Dataset rows describing interfaces:
────────────────────
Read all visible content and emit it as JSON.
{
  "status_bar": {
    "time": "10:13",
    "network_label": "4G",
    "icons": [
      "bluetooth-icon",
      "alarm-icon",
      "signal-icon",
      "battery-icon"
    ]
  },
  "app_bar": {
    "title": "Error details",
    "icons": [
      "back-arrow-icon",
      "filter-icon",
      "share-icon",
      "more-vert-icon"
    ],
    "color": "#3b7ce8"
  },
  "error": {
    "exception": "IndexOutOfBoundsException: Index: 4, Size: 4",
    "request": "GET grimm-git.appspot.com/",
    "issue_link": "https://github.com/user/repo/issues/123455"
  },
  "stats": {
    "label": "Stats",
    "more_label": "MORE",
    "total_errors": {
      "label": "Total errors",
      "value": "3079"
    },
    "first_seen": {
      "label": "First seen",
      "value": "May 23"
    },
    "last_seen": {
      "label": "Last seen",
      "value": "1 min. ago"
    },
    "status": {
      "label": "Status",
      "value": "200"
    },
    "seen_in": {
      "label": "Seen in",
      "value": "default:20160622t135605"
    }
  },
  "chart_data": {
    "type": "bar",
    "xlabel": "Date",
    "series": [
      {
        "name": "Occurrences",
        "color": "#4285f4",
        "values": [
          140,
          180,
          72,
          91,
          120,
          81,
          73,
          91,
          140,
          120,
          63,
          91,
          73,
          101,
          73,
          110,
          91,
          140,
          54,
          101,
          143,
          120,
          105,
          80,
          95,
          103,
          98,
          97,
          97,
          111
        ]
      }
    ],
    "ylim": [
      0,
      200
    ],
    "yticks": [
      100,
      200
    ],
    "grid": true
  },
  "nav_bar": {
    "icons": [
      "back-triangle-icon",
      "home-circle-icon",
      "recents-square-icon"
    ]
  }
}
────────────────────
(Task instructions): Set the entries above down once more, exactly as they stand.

(Result below):
Read all visible content and emit it as JSON.
{
  "status_bar": {
    "time": "10:13",
    "network_label": "4G",
    "icons": [
      "bluetooth-icon",
      "alarm-icon",
      "signal-icon",
      "battery-icon"
    ]
  },
  "app_bar": {
    "title": "Error details",
    "icons": [
      "back-arrow-icon",
      "filter-icon",
      "share-icon",
      "more-vert-icon"
    ],
    "color": "#3b7ce8"
  },
  "error": {
    "exception": "IndexOutOfBoundsException: Index: 4, Size: 4",
    "request": "GET grimm-git.appspot.com/",
    "issue_link": "https://github.com/user/repo/issues/123455"
  },
  "stats": {
    "label": "Stats",
    "more_label": "MORE",
    "total_errors": {
      "label": "Total errors",
      "value": "3079"
    },
    "first_seen": {
      "label": "First seen",
      "value": "May 23"
    },
    "last_seen": {
      "label": "Last seen",
      "value": "1 min. ago"
    },
    "status": {
      "label": "Status",
      "value": "200"
    },
    "seen_in": {
      "label": "Seen in",
      "value": "default:20160622t135605"
    }
  },
  "chart_data": {
    "type": "bar",
    "xlabel": "Date",
    "series": [
      {
        "name": "Occurrences",
        "color": "#4285f4",
        "values": [
          140,
          180,
          72,
          91,
          120,
          81,
          73,
          91,
          140,
          120,
          63,
          91,
          73,
          101,
          73,
          110,
          91,
          140,
          54,
          101,
          143,
          120,
          105,
          80,
          95,
          103,
          98,
          97,
          97,
          111
        ]
      }
    ],
    "ylim": [
      0,
      200
    ],
    "yticks": [
      100,
      200
    ],
    "grid": true
  },
  "nav_bar": {
    "icons": [
      "back-triangle-icon",
      "home-circle-icon",
      "recents-square-icon"
    ]
  }
}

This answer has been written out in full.